What needs to be done = Lines from the records below that contain the word "JSON" are to be copied out.

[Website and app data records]
+ + + +

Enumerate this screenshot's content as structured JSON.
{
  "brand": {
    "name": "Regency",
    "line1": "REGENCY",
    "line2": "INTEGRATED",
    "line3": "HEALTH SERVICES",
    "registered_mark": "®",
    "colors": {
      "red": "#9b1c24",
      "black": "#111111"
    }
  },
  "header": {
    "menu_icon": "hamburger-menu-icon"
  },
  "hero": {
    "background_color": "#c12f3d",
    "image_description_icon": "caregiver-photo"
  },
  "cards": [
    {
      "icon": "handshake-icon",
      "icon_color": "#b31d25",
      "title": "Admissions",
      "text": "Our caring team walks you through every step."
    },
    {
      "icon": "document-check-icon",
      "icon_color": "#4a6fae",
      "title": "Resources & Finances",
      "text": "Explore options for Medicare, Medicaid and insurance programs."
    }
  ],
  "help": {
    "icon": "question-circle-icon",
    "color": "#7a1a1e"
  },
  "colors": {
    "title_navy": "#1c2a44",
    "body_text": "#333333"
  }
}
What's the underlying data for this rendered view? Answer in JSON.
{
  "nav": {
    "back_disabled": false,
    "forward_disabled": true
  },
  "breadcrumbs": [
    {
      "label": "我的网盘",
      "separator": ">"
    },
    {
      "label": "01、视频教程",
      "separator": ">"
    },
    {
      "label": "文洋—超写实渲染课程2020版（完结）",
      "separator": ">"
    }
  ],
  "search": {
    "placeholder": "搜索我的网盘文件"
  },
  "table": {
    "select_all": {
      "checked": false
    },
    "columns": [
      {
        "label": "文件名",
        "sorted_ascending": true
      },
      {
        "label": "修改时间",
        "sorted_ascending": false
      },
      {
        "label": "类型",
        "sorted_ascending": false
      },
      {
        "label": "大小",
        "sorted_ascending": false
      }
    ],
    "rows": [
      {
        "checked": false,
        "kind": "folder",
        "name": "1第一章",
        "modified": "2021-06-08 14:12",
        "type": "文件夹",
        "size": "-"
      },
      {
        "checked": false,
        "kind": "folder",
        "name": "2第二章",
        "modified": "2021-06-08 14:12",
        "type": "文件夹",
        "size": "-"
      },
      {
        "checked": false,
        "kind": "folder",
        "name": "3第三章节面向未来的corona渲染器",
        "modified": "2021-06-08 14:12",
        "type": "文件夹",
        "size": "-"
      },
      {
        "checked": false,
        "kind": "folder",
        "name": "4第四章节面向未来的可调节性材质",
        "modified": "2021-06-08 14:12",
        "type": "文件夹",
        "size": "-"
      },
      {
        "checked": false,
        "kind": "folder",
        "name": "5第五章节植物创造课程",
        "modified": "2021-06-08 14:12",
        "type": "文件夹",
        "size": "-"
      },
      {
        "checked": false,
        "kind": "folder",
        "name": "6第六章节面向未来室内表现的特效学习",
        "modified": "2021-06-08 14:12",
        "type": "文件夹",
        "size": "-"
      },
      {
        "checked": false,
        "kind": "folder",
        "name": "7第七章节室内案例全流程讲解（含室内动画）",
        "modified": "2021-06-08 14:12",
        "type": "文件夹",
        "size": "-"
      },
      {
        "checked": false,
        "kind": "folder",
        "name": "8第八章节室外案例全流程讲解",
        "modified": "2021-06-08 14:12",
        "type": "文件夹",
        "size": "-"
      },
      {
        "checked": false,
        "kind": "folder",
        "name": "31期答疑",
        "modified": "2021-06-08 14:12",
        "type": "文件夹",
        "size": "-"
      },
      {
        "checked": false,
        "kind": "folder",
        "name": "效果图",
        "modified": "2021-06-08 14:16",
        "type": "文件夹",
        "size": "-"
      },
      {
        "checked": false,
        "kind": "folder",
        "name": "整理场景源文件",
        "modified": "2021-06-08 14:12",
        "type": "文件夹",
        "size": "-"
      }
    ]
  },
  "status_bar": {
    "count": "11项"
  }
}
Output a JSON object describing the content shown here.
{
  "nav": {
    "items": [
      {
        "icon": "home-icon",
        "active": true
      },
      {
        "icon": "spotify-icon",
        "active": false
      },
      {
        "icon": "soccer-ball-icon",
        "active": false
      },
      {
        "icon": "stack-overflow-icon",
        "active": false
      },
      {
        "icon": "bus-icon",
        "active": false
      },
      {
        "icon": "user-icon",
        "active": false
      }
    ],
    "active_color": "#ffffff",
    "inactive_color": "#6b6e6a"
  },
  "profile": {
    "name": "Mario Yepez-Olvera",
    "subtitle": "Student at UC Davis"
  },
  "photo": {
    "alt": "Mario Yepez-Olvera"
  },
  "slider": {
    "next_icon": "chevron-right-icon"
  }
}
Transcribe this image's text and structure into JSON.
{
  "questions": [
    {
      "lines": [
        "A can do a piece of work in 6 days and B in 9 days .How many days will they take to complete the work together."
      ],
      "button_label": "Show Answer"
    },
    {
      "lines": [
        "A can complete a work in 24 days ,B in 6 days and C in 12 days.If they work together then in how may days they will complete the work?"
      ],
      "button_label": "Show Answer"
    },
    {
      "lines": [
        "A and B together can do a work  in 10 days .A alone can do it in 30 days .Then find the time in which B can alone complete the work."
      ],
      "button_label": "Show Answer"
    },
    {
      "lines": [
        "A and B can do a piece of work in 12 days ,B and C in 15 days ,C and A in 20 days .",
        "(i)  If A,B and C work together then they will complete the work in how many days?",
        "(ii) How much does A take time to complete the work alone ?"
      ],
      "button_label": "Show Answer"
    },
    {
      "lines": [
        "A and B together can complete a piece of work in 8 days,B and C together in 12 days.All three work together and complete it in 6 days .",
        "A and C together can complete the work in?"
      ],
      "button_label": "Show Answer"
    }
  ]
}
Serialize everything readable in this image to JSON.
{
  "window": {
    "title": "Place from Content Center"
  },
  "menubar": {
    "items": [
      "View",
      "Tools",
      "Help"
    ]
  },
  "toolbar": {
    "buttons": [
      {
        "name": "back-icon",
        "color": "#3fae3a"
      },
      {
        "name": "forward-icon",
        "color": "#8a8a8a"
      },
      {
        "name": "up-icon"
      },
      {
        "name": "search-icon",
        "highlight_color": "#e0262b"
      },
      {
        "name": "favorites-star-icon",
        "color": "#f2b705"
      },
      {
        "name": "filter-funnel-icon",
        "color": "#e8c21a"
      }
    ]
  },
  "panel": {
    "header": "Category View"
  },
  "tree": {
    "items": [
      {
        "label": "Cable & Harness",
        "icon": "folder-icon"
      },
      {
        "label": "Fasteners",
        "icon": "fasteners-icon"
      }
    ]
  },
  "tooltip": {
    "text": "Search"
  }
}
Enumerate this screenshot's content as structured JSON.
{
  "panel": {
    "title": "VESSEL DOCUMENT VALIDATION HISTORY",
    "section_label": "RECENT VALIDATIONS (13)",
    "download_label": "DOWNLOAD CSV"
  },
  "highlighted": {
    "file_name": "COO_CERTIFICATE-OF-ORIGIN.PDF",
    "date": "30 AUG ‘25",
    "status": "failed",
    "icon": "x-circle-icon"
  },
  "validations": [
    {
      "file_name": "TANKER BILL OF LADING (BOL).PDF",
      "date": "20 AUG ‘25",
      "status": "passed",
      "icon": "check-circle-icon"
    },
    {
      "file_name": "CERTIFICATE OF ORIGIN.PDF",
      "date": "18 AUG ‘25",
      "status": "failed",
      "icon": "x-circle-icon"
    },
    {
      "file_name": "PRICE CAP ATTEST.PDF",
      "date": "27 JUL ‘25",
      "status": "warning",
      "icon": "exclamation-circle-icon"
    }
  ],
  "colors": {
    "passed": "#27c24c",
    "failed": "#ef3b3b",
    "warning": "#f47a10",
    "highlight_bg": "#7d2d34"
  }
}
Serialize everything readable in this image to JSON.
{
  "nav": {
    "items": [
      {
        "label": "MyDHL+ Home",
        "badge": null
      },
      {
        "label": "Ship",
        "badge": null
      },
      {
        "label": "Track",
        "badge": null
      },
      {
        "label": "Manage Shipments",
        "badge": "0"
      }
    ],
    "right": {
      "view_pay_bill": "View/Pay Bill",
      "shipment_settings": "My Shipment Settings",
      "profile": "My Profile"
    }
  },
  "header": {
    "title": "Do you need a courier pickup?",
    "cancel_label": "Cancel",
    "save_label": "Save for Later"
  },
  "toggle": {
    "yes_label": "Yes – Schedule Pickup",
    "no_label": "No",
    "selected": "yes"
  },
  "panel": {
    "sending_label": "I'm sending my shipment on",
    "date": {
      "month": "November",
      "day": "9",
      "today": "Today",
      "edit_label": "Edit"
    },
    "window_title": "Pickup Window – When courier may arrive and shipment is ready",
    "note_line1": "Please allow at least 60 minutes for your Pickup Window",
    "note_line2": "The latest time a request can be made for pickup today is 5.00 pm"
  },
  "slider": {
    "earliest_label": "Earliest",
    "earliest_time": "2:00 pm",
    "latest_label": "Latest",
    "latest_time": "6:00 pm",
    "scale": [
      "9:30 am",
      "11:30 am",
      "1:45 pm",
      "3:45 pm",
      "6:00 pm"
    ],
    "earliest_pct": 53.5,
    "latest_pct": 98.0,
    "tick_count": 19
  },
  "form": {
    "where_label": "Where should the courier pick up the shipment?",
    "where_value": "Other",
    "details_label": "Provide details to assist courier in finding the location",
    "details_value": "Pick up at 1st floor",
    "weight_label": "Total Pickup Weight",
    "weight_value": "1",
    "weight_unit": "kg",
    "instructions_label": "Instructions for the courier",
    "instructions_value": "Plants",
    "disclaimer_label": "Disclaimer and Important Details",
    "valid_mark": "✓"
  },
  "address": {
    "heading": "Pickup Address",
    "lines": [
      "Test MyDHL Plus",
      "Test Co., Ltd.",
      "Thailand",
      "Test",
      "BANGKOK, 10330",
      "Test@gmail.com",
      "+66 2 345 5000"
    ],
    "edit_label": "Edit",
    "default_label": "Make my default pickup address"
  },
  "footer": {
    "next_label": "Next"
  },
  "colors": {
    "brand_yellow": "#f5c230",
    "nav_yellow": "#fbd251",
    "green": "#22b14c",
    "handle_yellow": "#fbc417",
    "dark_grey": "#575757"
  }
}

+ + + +

Solution to the exercise =
Enumerate this screenshot's content as structured JSON.
What's the underlying data for this rendered view? Answer in JSON.
Output a JSON object describing the content shown here.
Transcribe this image's text and structure into JSON.
Serialize everything readable in this image to JSON.
Enumerate this screenshot's content as structured JSON.
Serialize everything readable in this image to JSON.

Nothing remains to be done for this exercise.